**Component data from apps and pages**
+---+

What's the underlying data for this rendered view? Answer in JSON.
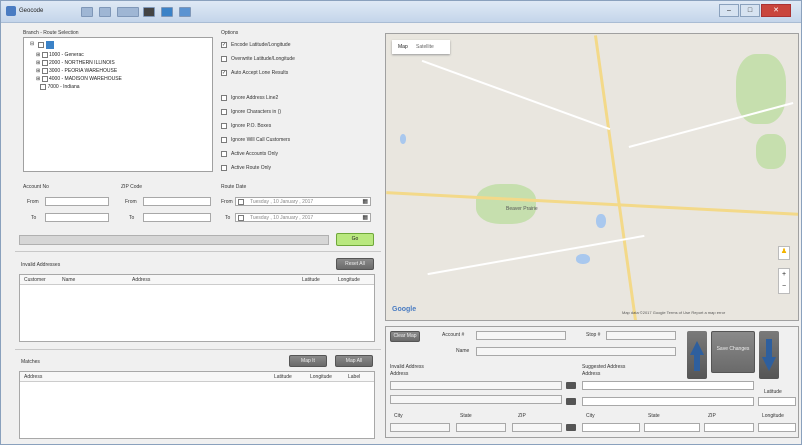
{
  "window": {
    "title": "Geocode",
    "min_label": "–",
    "max_label": "□",
    "close_label": "✕"
  },
  "branch_route": {
    "title": "Branch - Route Selection",
    "tree": [
      {
        "label": "1000 - Generac"
      },
      {
        "label": "2000 - NORTHERN ILLINOIS"
      },
      {
        "label": "3000 - PEORIA WAREHOUSE"
      },
      {
        "label": "4000 - MADISON WAREHOUSE"
      },
      {
        "label": "7000 - Indiana"
      }
    ]
  },
  "options": {
    "title": "Options",
    "items": [
      {
        "label": "Encode Latitude/Longitude",
        "checked": true
      },
      {
        "label": "Overwrite Latitude/Longitude",
        "checked": false
      },
      {
        "label": "Auto Accept Lone Results",
        "checked": true
      },
      {
        "label": "Ignore Address Line2",
        "checked": false
      },
      {
        "label": "Ignore Characters in ()",
        "checked": false
      },
      {
        "label": "Ignore P.O. Boxes",
        "checked": false
      },
      {
        "label": "Ignore Will Call Customers",
        "checked": false
      },
      {
        "label": "Active Accounts Only",
        "checked": false
      },
      {
        "label": "Active Route Only",
        "checked": false
      }
    ]
  },
  "account_no": {
    "title": "Account No",
    "from": "From",
    "to": "To"
  },
  "zip_code": {
    "title": "ZIP Code",
    "from": "From",
    "to": "To"
  },
  "route_date": {
    "title": "Route Date",
    "from": "From",
    "to": "To",
    "from_value": "Tuesday , 10 January , 2017",
    "to_value": "Tuesday , 10 January , 2017"
  },
  "go_button": "Go",
  "invalid": {
    "title": "Invalid Addresses",
    "button": "Reset All",
    "columns": [
      "Customer",
      "Name",
      "Address",
      "Latitude",
      "Longitude"
    ]
  },
  "matches": {
    "title": "Matches",
    "btn1": "Map It",
    "btn2": "Map All",
    "columns": [
      "Address",
      "Latitude",
      "Longitude",
      "Label"
    ]
  },
  "map": {
    "tab_map": "Map",
    "tab_satellite": "Satellite",
    "town": "Beaver Prairie",
    "logo": "Google",
    "footer": "Map data ©2017 Google   Terms of Use   Report a map error",
    "zoom_in": "+",
    "zoom_out": "−"
  },
  "detail": {
    "clear_map": "Clear Map",
    "account": "Account #",
    "stop": "Stop #",
    "name": "Name",
    "invalid_address": "Invalid Address",
    "address1": "Address",
    "suggested": "Suggested Address",
    "address2": "Address",
    "latitude": "Latitude",
    "city": "City",
    "state": "State",
    "zip": "ZIP",
    "city2": "City",
    "state2": "State",
    "zip2": "ZIP",
    "longitude": "Longitude",
    "save_button": "Save Changes"
  },
  "colors": {
    "title_bar": "#c4d5ea",
    "go_button": "#b9e87f",
    "arrow_blue": "#2e5f9e"
  }
}
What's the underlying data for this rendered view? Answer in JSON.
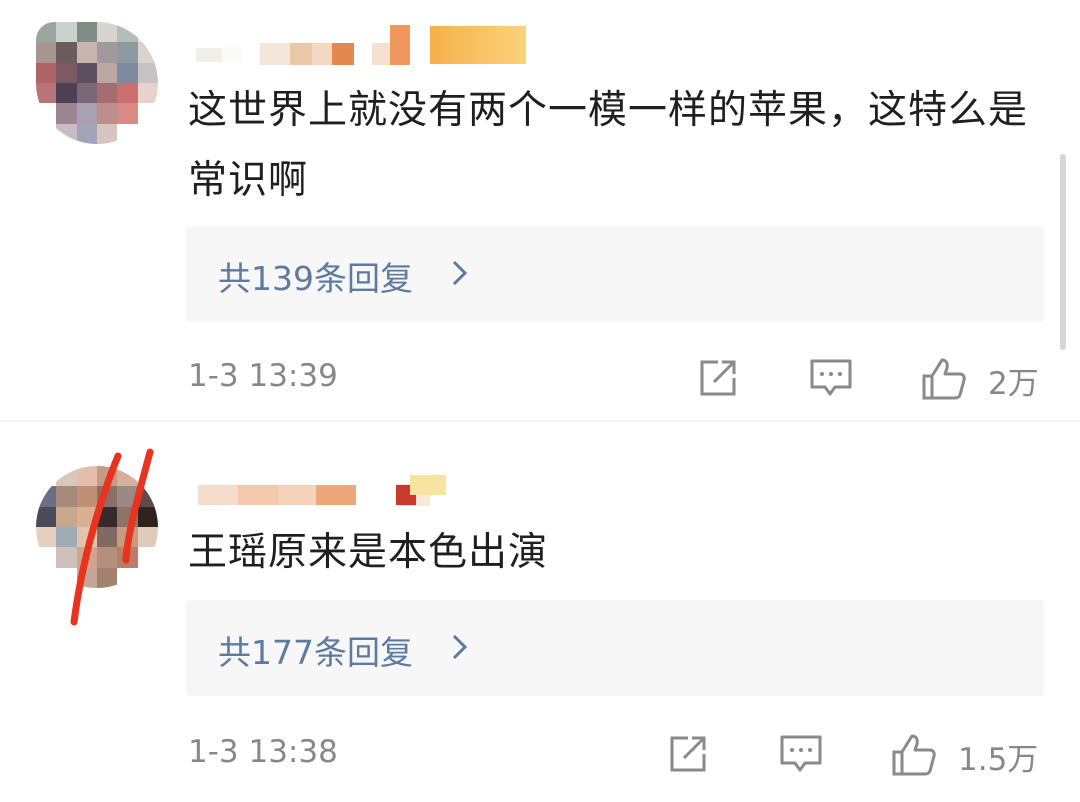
{
  "comments": [
    {
      "text": "这世界上就没有两个一模一样的苹果，这特么是常识啊",
      "replies_label": "共139条回复",
      "time": "1-3 13:39",
      "likes": "2万"
    },
    {
      "text": "王瑶原来是本色出演",
      "replies_label": "共177条回复",
      "time": "1-3 13:38",
      "likes": "1.5万"
    }
  ],
  "icons": {
    "share": "share-icon",
    "comment": "comment-icon",
    "like": "thumbs-up-icon",
    "chevron": "chevron-right-icon"
  },
  "colors": {
    "reply_link": "#5d7aa1",
    "meta_text": "#888888",
    "reply_box": "#f7f7f7"
  }
}
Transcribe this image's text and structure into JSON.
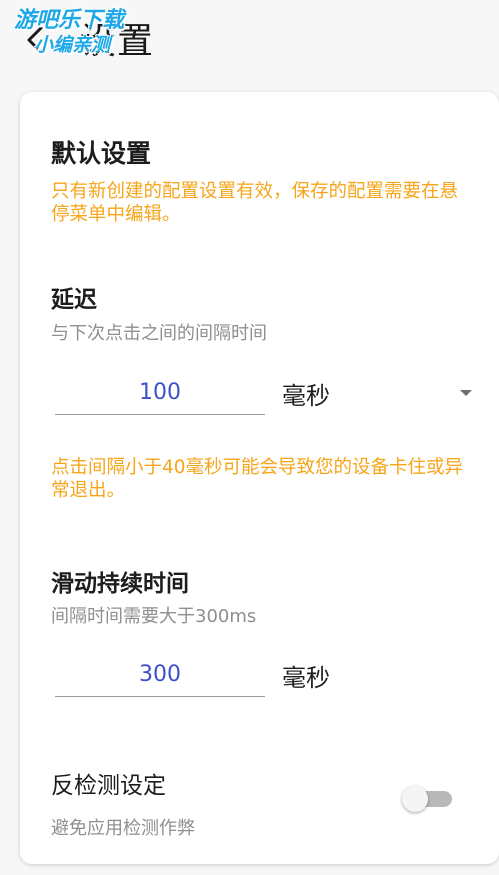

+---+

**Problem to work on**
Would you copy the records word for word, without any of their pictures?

**Output of the exercise**
What's the underlying data for this rendered view? Answer in JSON.
{
  "window": {
    "title": "Geocode",
    "min_label": "–",
    "max_label": "□",
    "close_label": "✕"
  },
  "branch_route": {
    "title": "Branch - Route Selection",
    "tree": [
      {
        "label": "1000 - Generac"
      },
      {
        "label": "2000 - NORTHERN ILLINOIS"
      },
      {
        "label": "3000 - PEORIA WAREHOUSE"
      },
      {
        "label": "4000 - MADISON WAREHOUSE"
      },
      {
        "label": "7000 - Indiana"
      }
    ]
  },
  "options": {
    "title": "Options",
    "items": [
      {
        "label": "Encode Latitude/Longitude",
        "checked": true
      },
      {
        "label": "Overwrite Latitude/Longitude",
        "checked": false
      },
      {
        "label": "Auto Accept Lone Results",
        "checked": true
      },
      {
        "label": "Ignore Address Line2",
        "checked": false
      },
      {
        "label": "Ignore Characters in ()",
        "checked": false
      },
      {
        "label": "Ignore P.O. Boxes",
        "checked": false
      },
      {
        "label": "Ignore Will Call Customers",
        "checked": false
      },
      {
        "label": "Active Accounts Only",
        "checked": false
      },
      {
        "label": "Active Route Only",
        "checked": false
      }
    ]
  },
  "account_no": {
    "title": "Account No",
    "from": "From",
    "to": "To"
  },
  "zip_code": {
    "title": "ZIP Code",
    "from": "From",
    "to": "To"
  },
  "route_date": {
    "title": "Route Date",
    "from": "From",
    "to": "To",
    "from_value": "Tuesday , 10 January , 2017",
    "to_value": "Tuesday , 10 January , 2017"
  },
  "go_button": "Go",
  "invalid": {
    "title": "Invalid Addresses",
    "button": "Reset All",
    "columns": [
      "Customer",
      "Name",
      "Address",
      "Latitude",
      "Longitude"
    ]
  },
  "matches": {
    "title": "Matches",
    "btn1": "Map It",
    "btn2": "Map All",
    "columns": [
      "Address",
      "Latitude",
      "Longitude",
      "Label"
    ]
  },
  "map": {
    "tab_map": "Map",
    "tab_satellite": "Satellite",
    "town": "Beaver Prairie",
    "logo": "Google",
    "footer": "Map data ©2017 Google   Terms of Use   Report a map error",
    "zoom_in": "+",
    "zoom_out": "−"
  },
  "detail": {
    "clear_map": "Clear Map",
    "account": "Account #",
    "stop": "Stop #",
    "name": "Name",
    "invalid_address": "Invalid Address",
    "address1": "Address",
    "suggested": "Suggested Address",
    "address2": "Address",
    "latitude": "Latitude",
    "city": "City",
    "state": "State",
    "zip": "ZIP",
    "city2": "City",
    "state2": "State",
    "zip2": "ZIP",
    "longitude": "Longitude",
    "save_button": "Save Changes"
  },
  "colors": {
    "title_bar": "#c4d5ea",
    "go_button": "#b9e87f",
    "arrow_blue": "#2e5f9e"
  }
}
What's the underlying data for this rendered view? Answer in JSON.
{
  "comments": [
    {
      "text": "这世界上就没有两个一模一样的苹果，这特么是常识啊",
      "replies_label": "共139条回复",
      "time": "1-3 13:39",
      "likes": "2万"
    },
    {
      "text": "王瑶原来是本色出演",
      "replies_label": "共177条回复",
      "time": "1-3 13:38",
      "likes": "1.5万"
    }
  ],
  "icons": {
    "share": "share-icon",
    "comment": "comment-icon",
    "like": "thumbs-up-icon",
    "chevron": "chevron-right-icon"
  },
  "colors": {
    "reply_link": "#5d7aa1",
    "meta_text": "#888888",
    "reply_box": "#f7f7f7"
  }
}
Transcribe this image's text and structure into JSON.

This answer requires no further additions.